Kozhinov has it that this showed a continuity between Nash Sovremennik and Novy Mir, but Brudny sees it as a policy of detaching these writers from the Novy Mir liberal camp. 

While all this was happening, a movement had been launched in May 1964, shortly before Khrushchev's downfall, for the study and preservation of ancient monuments, including churches (VOOPIK). At the 1965 Komsomol plenum, Vasiliy Peskov had condemned the destruction of churches, and in May 1965, Molodaya gvardia published a 'Letter of the Three' (painter Pavel Korin, sculptor Sergei Konnenkov, writer Leonid Leonov), protesting against the destruction of churches and putting forward the slogan 'Preserve our Sacred Place' which from July 1965 became the title of a regular column in the journal which called not just for the preservation of buildings but for the rehabilitation of the Orthodox Church itself. (Brudny, pp.68-9) The movement was supported by Vasiliy Shauro who became head of the Cultural Department of the Central Committee in November 1965. But he was subject to the Propaganda Committee which was split between Vladimir Stepakov, appointed in May 1966, who sympathised with this development, and Yakovlev, who opposed it. (p.63)

But Yakovlev's exile to Canada did not signify a final victory for the patriots. Far from it. The main direction of policy by 1972 was towards détente, which implied a pro-Western orientation. As Yanov put it in 1978 (p.60): 'the true lesson of the "Yakovlev affair" was [...] that someone would not allow the Establishment Right to share the fate of the Establishment Liberals [...] that the editorial board of Molodaia gvardia, which was politically defeated, nonetheless retained its personnel, its position, its ideological ammunition.
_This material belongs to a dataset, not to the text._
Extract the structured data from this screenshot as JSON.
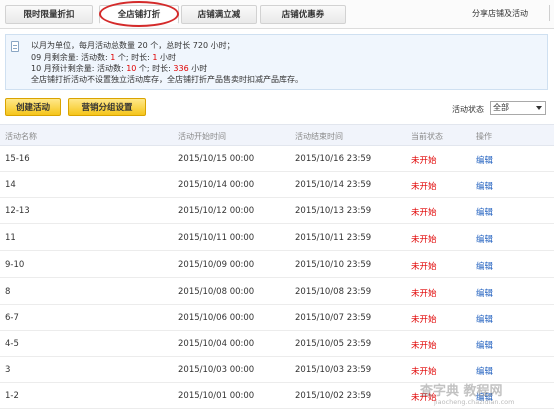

What for? Only the future can answer - after Brezhnev.'